— THE TASK —
Using the records below, count the lines containing "title" and give only the total.

— DATASET ENTRIES —
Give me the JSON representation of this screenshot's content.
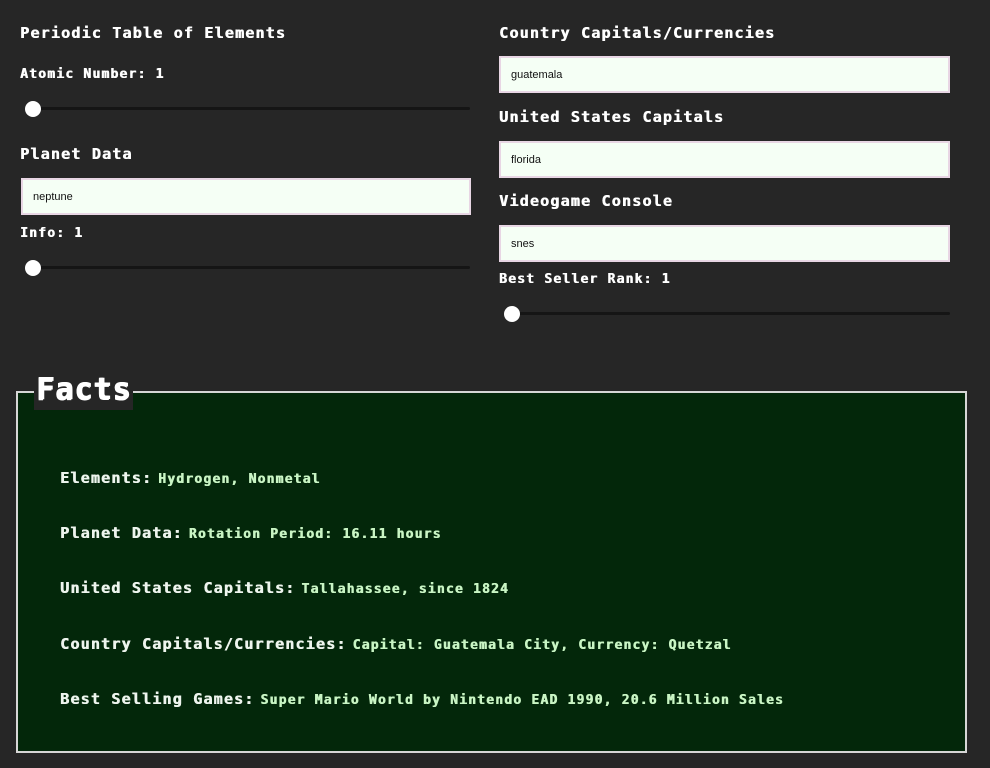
{
  "left": {
    "periodic": {
      "title": "Periodic Table of Elements",
      "atomic_label": "Atomic Number: 1",
      "atomic_value": 1
    },
    "planet": {
      "title": "Planet Data",
      "input_value": "neptune",
      "info_label": "Info: 1",
      "info_value": 1
    }
  },
  "right": {
    "country": {
      "title": "Country Capitals/Currencies",
      "input_value": "guatemala"
    },
    "us": {
      "title": "United States Capitals",
      "input_value": "florida"
    },
    "console": {
      "title": "Videogame Console",
      "input_value": "snes",
      "rank_label": "Best Seller Rank: 1",
      "rank_value": 1
    }
  },
  "facts": {
    "legend": "Facts",
    "items": [
      {
        "label": "Elements:",
        "value": "Hydrogen, Nonmetal"
      },
      {
        "label": "Planet Data:",
        "value": "Rotation Period: 16.11 hours"
      },
      {
        "label": "United States Capitals:",
        "value": "Tallahassee, since 1824"
      },
      {
        "label": "Country Capitals/Currencies:",
        "value": "Capital: Guatemala City, Currency: Quetzal"
      },
      {
        "label": "Best Selling Games:",
        "value": "Super Mario World by Nintendo EAD 1990, 20.6 Million Sales"
      }
    ]
  },
  "colors": {
    "background": "#262626",
    "facts_background": "#03270a",
    "input_background": "#f5fff5",
    "fact_value": "#c9f5c4"
  }
}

— WORKED SOLUTION —
5